“This is the worst experience I've ever had in my life,” said Youssef Zalal. “The worst.”
Considering Zalal moved from Morocco to the United States as a teenager, had to learn a new way of life, and then became a professional prizefighter, “this” has to be pretty bad. Of course, the assumption is that he’s referring to his current two-fight losing streak, but nah, Zalal and his wife, Kat, are just going through the house buying process.
“I'm talking to my accountant every day, I'm talking to the lender, this, that, it's insane,” said Zalal, who, at the time of this interview, was ready to close and then head to Las Vegas, where he will look to snap that losing streak against Sean Woodson this Saturday.
“It's been a helluva crazy start to the year,” said the 24-year-old, who has come a long way in a short time, not just in MMA, but in life. “I'm closing on my house and I see all these dreams I had as a kid. And I told this to my wife: I want to get a house at a young age, and all this and that, and to see it happening, it takes a lot of stress off, but it's been hectic.”
At least there’s the 15 minutes or less in the Octagon, where Zalal has peace and a singular purpose without having to worry about mowing the lawn in his new house, mortgage payments or any of that fun stuff. That purpose includes a renewed focus on the fight itself, something he admits he lost track of in losses to Ilia Topuria and SeungWoo Choi that followed a 3-0 start to his UFC career.
“To be honest, I got comfortable in the last two fights,” he said. “Very comfortable. Too comfortable. Which is very bad. But it's not an excuse or anything. For me to get all this hype and hearing my family go, ‘Oh, you're the UFC guy, the hot shot,’ I kind of fell into that and stopped focusing on what really matters, which is me and what I do, not what everybody else's opinion is.”
The losses put Zalal’s pro record at 10-4, and while he wasn’t stopped or blown out by his opponents, he didn’t fight with the same fire that placed him among the top prospects in the featherweight division. And Kat noticed it first.
“After the last fight, my wife was like, 'Hey, can you try this sports psychologist for me?'” Zalal recalled. “I was like, ‘I'm from Africa, what the hell's a sports psychologist?’”
Zalal laughs, but Kat asked him again to try it out. Zalal agreed. And the verdict?
“I love it,” he said. “For me, it’s to really not give a f**k about what people think about me and not fall into trying to impress anybody but myself. I have to show my dad that I'm this, I have to show my family that I'm this, I have to show the Moroccan people, which is crazy. The pressure they put on you is ridiculous and I can't be that guy. Let's just focus on me, let's go back to what I do best and let's go fight. What I learned from this is I'm being too nice to these guys in fighting. I have to go in there and really be the guy I want to be. I want to provide for my family, I want to provide for my new house, I want to do all this stuff, but I have to work my ass off for that and I can't be complacent.”

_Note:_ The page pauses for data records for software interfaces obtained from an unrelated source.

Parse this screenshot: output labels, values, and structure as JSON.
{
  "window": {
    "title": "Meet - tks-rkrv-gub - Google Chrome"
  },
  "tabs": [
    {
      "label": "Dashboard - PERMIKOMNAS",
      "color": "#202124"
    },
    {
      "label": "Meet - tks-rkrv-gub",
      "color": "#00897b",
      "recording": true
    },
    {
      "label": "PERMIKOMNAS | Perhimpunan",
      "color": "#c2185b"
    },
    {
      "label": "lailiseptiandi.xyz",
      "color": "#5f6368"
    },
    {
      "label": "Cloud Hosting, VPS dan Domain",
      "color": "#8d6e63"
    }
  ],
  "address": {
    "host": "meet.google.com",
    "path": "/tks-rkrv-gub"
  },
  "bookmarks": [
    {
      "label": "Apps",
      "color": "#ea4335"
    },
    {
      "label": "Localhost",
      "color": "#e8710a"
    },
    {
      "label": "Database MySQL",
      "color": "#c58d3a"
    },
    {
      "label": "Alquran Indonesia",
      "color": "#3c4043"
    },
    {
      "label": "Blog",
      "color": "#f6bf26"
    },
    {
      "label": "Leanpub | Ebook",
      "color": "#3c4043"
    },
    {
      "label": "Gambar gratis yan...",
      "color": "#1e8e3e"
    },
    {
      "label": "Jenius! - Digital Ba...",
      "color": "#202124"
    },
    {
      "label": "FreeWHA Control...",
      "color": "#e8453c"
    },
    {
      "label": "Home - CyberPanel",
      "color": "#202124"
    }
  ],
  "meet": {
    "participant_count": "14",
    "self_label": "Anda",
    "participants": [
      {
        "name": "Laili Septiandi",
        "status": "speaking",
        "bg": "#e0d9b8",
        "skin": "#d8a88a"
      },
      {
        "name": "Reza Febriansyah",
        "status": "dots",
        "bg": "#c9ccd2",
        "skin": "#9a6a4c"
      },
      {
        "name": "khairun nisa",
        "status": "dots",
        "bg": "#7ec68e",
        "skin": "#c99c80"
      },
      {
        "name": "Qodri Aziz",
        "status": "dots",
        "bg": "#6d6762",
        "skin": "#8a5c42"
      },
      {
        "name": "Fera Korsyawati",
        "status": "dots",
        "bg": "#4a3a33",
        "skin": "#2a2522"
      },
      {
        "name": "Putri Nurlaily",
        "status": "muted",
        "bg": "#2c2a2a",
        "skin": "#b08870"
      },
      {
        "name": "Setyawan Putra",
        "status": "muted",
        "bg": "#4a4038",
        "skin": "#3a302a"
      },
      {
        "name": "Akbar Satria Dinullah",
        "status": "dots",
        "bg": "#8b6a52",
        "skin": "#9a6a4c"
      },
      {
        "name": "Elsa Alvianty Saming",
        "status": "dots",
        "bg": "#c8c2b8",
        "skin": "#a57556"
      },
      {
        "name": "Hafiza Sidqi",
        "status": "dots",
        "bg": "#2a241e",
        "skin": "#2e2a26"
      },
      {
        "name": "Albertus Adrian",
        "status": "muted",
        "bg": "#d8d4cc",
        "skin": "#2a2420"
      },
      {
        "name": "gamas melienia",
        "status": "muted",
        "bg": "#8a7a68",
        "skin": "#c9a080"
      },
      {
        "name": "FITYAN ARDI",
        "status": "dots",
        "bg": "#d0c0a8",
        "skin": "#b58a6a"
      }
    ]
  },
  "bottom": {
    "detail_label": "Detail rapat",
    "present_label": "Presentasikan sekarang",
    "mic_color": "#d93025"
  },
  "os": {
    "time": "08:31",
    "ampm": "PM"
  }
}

On Saturday night, he gets his chance to right the ship and return to where he was last summer, when he was 3-0 in the Octagon and riding high. He lost his way briefly, but he’s back now.
“I know I can keep up with these guys, I know where my level is at,” said Zalal. “My strength and conditioning coach said, 'You gotta be the temperature of the room, not match the temperature.' I am that guy, I am the temperature of that room; you have to come to my pace and the pace, they can't keep up with that. I'm at the point where I've got nothing to lose. I lost twice in a row, and you want to test my water? Let me take you to deep waters.”
That doesn’t sound like a complacent fighter. It sounds like someone who is in a statement-making mood and looking to start a new winning streak.
“It's almost like a new chapter,” said Zalal. “It's a whole different mentality going into a fight when your back is on the wall. I'm fighting for my job. And that's what happens when you've been complacent; you really have to fight for your thing. I could have made my job a lot easier and did what I needed to do the last fight, and I could have changed everything. But all I can do is control today. The past is the past. That wasn't me the last fight; I'm a new me, and that's all that matters.”